# What to work on
Nothing in the listing may be skipped; repeat it all exactly.

# Extracted data
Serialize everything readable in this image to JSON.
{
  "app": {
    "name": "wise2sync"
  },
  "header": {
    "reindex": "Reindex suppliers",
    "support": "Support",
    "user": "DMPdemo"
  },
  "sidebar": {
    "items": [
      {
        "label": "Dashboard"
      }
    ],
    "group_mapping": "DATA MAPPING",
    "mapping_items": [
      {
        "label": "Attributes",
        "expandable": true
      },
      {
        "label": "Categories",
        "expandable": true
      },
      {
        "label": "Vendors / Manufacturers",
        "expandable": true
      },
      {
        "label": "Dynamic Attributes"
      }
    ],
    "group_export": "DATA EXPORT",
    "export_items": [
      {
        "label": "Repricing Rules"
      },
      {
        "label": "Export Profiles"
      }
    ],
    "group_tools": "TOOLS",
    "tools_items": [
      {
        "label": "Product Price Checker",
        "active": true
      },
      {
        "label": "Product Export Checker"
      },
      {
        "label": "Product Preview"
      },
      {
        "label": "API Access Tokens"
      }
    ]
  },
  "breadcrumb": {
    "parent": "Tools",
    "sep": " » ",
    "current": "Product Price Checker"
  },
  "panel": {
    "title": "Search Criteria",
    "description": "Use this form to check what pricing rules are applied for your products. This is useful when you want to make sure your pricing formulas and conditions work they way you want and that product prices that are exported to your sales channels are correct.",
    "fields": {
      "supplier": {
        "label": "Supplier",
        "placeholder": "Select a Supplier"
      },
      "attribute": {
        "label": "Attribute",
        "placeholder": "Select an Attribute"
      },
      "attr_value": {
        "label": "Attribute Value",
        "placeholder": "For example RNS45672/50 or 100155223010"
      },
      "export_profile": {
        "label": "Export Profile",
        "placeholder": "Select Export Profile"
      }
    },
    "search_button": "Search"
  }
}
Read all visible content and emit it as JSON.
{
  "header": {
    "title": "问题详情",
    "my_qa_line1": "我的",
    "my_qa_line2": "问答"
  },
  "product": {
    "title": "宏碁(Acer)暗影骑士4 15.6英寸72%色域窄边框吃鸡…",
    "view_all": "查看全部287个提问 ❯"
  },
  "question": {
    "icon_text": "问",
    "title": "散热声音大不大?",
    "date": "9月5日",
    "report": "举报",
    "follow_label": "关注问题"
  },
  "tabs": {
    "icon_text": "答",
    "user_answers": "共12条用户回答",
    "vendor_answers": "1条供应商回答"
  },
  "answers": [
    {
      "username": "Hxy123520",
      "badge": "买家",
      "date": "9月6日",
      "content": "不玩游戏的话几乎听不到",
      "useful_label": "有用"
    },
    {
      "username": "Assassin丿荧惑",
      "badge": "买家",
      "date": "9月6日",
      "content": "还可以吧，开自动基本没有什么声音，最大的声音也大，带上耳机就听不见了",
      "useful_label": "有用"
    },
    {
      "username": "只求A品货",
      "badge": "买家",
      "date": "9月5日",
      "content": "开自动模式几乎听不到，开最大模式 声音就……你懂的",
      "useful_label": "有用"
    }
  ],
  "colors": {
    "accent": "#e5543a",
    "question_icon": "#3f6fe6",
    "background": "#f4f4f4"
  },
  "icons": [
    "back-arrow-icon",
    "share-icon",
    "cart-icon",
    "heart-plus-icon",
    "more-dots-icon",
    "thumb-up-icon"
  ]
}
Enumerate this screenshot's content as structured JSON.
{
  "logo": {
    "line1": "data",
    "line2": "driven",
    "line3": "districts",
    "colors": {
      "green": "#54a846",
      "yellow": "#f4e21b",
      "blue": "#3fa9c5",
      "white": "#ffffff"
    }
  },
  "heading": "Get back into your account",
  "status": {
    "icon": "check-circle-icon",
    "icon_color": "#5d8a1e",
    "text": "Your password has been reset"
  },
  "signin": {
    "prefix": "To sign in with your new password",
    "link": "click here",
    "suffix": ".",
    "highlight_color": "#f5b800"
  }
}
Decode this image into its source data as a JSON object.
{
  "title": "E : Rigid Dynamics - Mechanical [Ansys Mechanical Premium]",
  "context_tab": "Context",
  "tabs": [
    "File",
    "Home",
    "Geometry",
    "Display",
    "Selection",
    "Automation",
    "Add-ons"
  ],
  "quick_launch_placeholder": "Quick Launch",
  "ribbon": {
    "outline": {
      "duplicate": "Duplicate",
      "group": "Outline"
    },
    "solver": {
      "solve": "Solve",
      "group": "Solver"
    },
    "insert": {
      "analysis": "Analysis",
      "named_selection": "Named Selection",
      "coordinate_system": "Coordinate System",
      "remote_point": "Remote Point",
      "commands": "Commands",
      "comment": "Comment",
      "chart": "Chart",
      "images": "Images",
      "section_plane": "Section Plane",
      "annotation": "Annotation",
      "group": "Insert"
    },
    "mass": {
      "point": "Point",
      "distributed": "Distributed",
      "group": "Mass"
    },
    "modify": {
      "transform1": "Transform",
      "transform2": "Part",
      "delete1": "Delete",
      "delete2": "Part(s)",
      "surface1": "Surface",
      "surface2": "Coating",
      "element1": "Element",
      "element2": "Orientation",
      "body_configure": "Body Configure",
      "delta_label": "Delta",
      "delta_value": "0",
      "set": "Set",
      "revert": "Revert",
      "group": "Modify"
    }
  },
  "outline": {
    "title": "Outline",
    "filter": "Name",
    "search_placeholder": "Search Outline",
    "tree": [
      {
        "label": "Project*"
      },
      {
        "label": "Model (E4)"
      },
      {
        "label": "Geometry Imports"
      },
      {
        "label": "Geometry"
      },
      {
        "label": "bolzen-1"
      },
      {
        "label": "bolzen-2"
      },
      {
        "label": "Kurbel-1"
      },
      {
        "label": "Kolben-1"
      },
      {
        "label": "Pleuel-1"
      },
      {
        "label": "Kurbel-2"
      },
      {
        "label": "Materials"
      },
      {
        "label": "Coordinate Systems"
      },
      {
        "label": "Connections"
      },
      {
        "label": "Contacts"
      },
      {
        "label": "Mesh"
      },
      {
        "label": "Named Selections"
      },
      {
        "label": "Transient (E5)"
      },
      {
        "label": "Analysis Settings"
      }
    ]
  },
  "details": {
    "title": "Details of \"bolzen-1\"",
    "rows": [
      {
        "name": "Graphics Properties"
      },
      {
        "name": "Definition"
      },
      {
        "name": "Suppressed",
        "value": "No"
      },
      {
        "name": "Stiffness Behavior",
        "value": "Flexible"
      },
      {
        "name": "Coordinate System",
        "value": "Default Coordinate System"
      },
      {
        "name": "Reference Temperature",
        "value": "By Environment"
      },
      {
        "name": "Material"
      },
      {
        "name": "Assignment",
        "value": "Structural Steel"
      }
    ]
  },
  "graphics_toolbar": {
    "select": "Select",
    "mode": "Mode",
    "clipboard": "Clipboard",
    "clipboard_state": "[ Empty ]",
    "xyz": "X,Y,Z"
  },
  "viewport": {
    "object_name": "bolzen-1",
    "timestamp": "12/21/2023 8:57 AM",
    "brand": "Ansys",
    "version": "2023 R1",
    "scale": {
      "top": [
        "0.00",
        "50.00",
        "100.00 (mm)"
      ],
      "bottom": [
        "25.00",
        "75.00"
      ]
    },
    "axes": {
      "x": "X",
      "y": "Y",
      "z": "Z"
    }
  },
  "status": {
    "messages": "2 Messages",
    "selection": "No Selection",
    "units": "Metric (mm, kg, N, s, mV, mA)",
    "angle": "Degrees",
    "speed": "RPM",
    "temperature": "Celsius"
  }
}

# Exercise answer
Serialize everything readable in this image to JSON.
{
  "app": {
    "name": "wise2sync"
  },
  "header": {
    "reindex": "Reindex suppliers",
    "support": "Support",
    "user": "DMPdemo"
  },
  "sidebar": {
    "items": [
      {
        "label": "Dashboard"
      }
    ],
    "group_mapping": "DATA MAPPING",
    "mapping_items": [
      {
        "label": "Attributes",
        "expandable": true
      },
      {
        "label": "Categories",
        "expandable": true
      },
      {
        "label": "Vendors / Manufacturers",
        "expandable": true
      },
      {
        "label": "Dynamic Attributes"
      }
    ],
    "group_export": "DATA EXPORT",
    "export_items": [
      {
        "label": "Repricing Rules"
      },
      {
        "label": "Export Profiles"
      }
    ],
    "group_tools": "TOOLS",
    "tools_items": [
      {
        "label": "Product Price Checker",
        "active": true
      },
      {
        "label": "Product Export Checker"
      },
      {
        "label": "Product Preview"
      },
      {
        "label": "API Access Tokens"
      }
    ]
  },
  "breadcrumb": {
    "parent": "Tools",
    "sep": " » ",
    "current": "Product Price Checker"
  },
  "panel": {
    "title": "Search Criteria",
    "description": "Use this form to check what pricing rules are applied for your products. This is useful when you want to make sure your pricing formulas and conditions work they way you want and that product prices that are exported to your sales channels are correct.",
    "fields": {
      "supplier": {
        "label": "Supplier",
        "placeholder": "Select a Supplier"
      },
      "attribute": {
        "label": "Attribute",
        "placeholder": "Select an Attribute"
      },
      "attr_value": {
        "label": "Attribute Value",
        "placeholder": "For example RNS45672/50 or 100155223010"
      },
      "export_profile": {
        "label": "Export Profile",
        "placeholder": "Select Export Profile"
      }
    },
    "search_button": "Search"
  }
}
Read all visible content and emit it as JSON.
{
  "header": {
    "title": "问题详情",
    "my_qa_line1": "我的",
    "my_qa_line2": "问答"
  },
  "product": {
    "title": "宏碁(Acer)暗影骑士4 15.6英寸72%色域窄边框吃鸡…",
    "view_all": "查看全部287个提问 ❯"
  },
  "question": {
    "icon_text": "问",
    "title": "散热声音大不大?",
    "date": "9月5日",
    "report": "举报",
    "follow_label": "关注问题"
  },
  "tabs": {
    "icon_text": "答",
    "user_answers": "共12条用户回答",
    "vendor_answers": "1条供应商回答"
  },
  "answers": [
    {
      "username": "Hxy123520",
      "badge": "买家",
      "date": "9月6日",
      "content": "不玩游戏的话几乎听不到",
      "useful_label": "有用"
    },
    {
      "username": "Assassin丿荧惑",
      "badge": "买家",
      "date": "9月6日",
      "content": "还可以吧，开自动基本没有什么声音，最大的声音也大，带上耳机就听不见了",
      "useful_label": "有用"
    },
    {
      "username": "只求A品货",
      "badge": "买家",
      "date": "9月5日",
      "content": "开自动模式几乎听不到，开最大模式 声音就……你懂的",
      "useful_label": "有用"
    }
  ],
  "colors": {
    "accent": "#e5543a",
    "question_icon": "#3f6fe6",
    "background": "#f4f4f4"
  },
  "icons": [
    "back-arrow-icon",
    "share-icon",
    "cart-icon",
    "heart-plus-icon",
    "more-dots-icon",
    "thumb-up-icon"
  ]
}
Enumerate this screenshot's content as structured JSON.
{
  "logo": {
    "line1": "data",
    "line2": "driven",
    "line3": "districts",
    "colors": {
      "green": "#54a846",
      "yellow": "#f4e21b",
      "blue": "#3fa9c5",
      "white": "#ffffff"
    }
  },
  "heading": "Get back into your account",
  "status": {
    "icon": "check-circle-icon",
    "icon_color": "#5d8a1e",
    "text": "Your password has been reset"
  },
  "signin": {
    "prefix": "To sign in with your new password",
    "link": "click here",
    "suffix": ".",
    "highlight_color": "#f5b800"
  }
}
Decode this image into its source data as a JSON object.
{
  "title": "E : Rigid Dynamics - Mechanical [Ansys Mechanical Premium]",
  "context_tab": "Context",
  "tabs": [
    "File",
    "Home",
    "Geometry",
    "Display",
    "Selection",
    "Automation",
    "Add-ons"
  ],
  "quick_launch_placeholder": "Quick Launch",
  "ribbon": {
    "outline": {
      "duplicate": "Duplicate",
      "group": "Outline"
    },
    "solver": {
      "solve": "Solve",
      "group": "Solver"
    },
    "insert": {
      "analysis": "Analysis",
      "named_selection": "Named Selection",
      "coordinate_system": "Coordinate System",
      "remote_point": "Remote Point",
      "commands": "Commands",
      "comment": "Comment",
      "chart": "Chart",
      "images": "Images",
      "section_plane": "Section Plane",
      "annotation": "Annotation",
      "group": "Insert"
    },
    "mass": {
      "point": "Point",
      "distributed": "Distributed",
      "group": "Mass"
    },
    "modify": {
      "transform1": "Transform",
      "transform2": "Part",
      "delete1": "Delete",
      "delete2": "Part(s)",
      "surface1": "Surface",
      "surface2": "Coating",
      "element1": "Element",
      "element2": "Orientation",
      "body_configure": "Body Configure",
      "delta_label": "Delta",
      "delta_value": "0",
      "set": "Set",
      "revert": "Revert",
      "group": "Modify"
    }
  },
  "outline": {
    "title": "Outline",
    "filter": "Name",
    "search_placeholder": "Search Outline",
    "tree": [
      {
        "label": "Project*"
      },
      {
        "label": "Model (E4)"
      },
      {
        "label": "Geometry Imports"
      },
      {
        "label": "Geometry"
      },
      {
        "label": "bolzen-1"
      },
      {
        "label": "bolzen-2"
      },
      {
        "label": "Kurbel-1"
      },
      {
        "label": "Kolben-1"
      },
      {
        "label": "Pleuel-1"
      },
      {
        "label": "Kurbel-2"
      },
      {
        "label": "Materials"
      },
      {
        "label": "Coordinate Systems"
      },
      {
        "label": "Connections"
      },
      {
        "label": "Contacts"
      },
      {
        "label": "Mesh"
      },
      {
        "label": "Named Selections"
      },
      {
        "label": "Transient (E5)"
      },
      {
        "label": "Analysis Settings"
      }
    ]
  },
  "details": {
    "title": "Details of \"bolzen-1\"",
    "rows": [
      {
        "name": "Graphics Properties"
      },
      {
        "name": "Definition"
      },
      {
        "name": "Suppressed",
        "value": "No"
      },
      {
        "name": "Stiffness Behavior",
        "value": "Flexible"
      },
      {
        "name": "Coordinate System",
        "value": "Default Coordinate System"
      },
      {
        "name": "Reference Temperature",
        "value": "By Environment"
      },
      {
        "name": "Material"
      },
      {
        "name": "Assignment",
        "value": "Structural Steel"
      }
    ]
  },
  "graphics_toolbar": {
    "select": "Select",
    "mode": "Mode",
    "clipboard": "Clipboard",
    "clipboard_state": "[ Empty ]",
    "xyz": "X,Y,Z"
  },
  "viewport": {
    "object_name": "bolzen-1",
    "timestamp": "12/21/2023 8:57 AM",
    "brand": "Ansys",
    "version": "2023 R1",
    "scale": {
      "top": [
        "0.00",
        "50.00",
        "100.00 (mm)"
      ],
      "bottom": [
        "25.00",
        "75.00"
      ]
    },
    "axes": {
      "x": "X",
      "y": "Y",
      "z": "Z"
    }
  },
  "status": {
    "messages": "2 Messages",
    "selection": "No Selection",
    "units": "Metric (mm, kg, N, s, mV, mA)",
    "angle": "Degrees",
    "speed": "RPM",
    "temperature": "Celsius"
  }
}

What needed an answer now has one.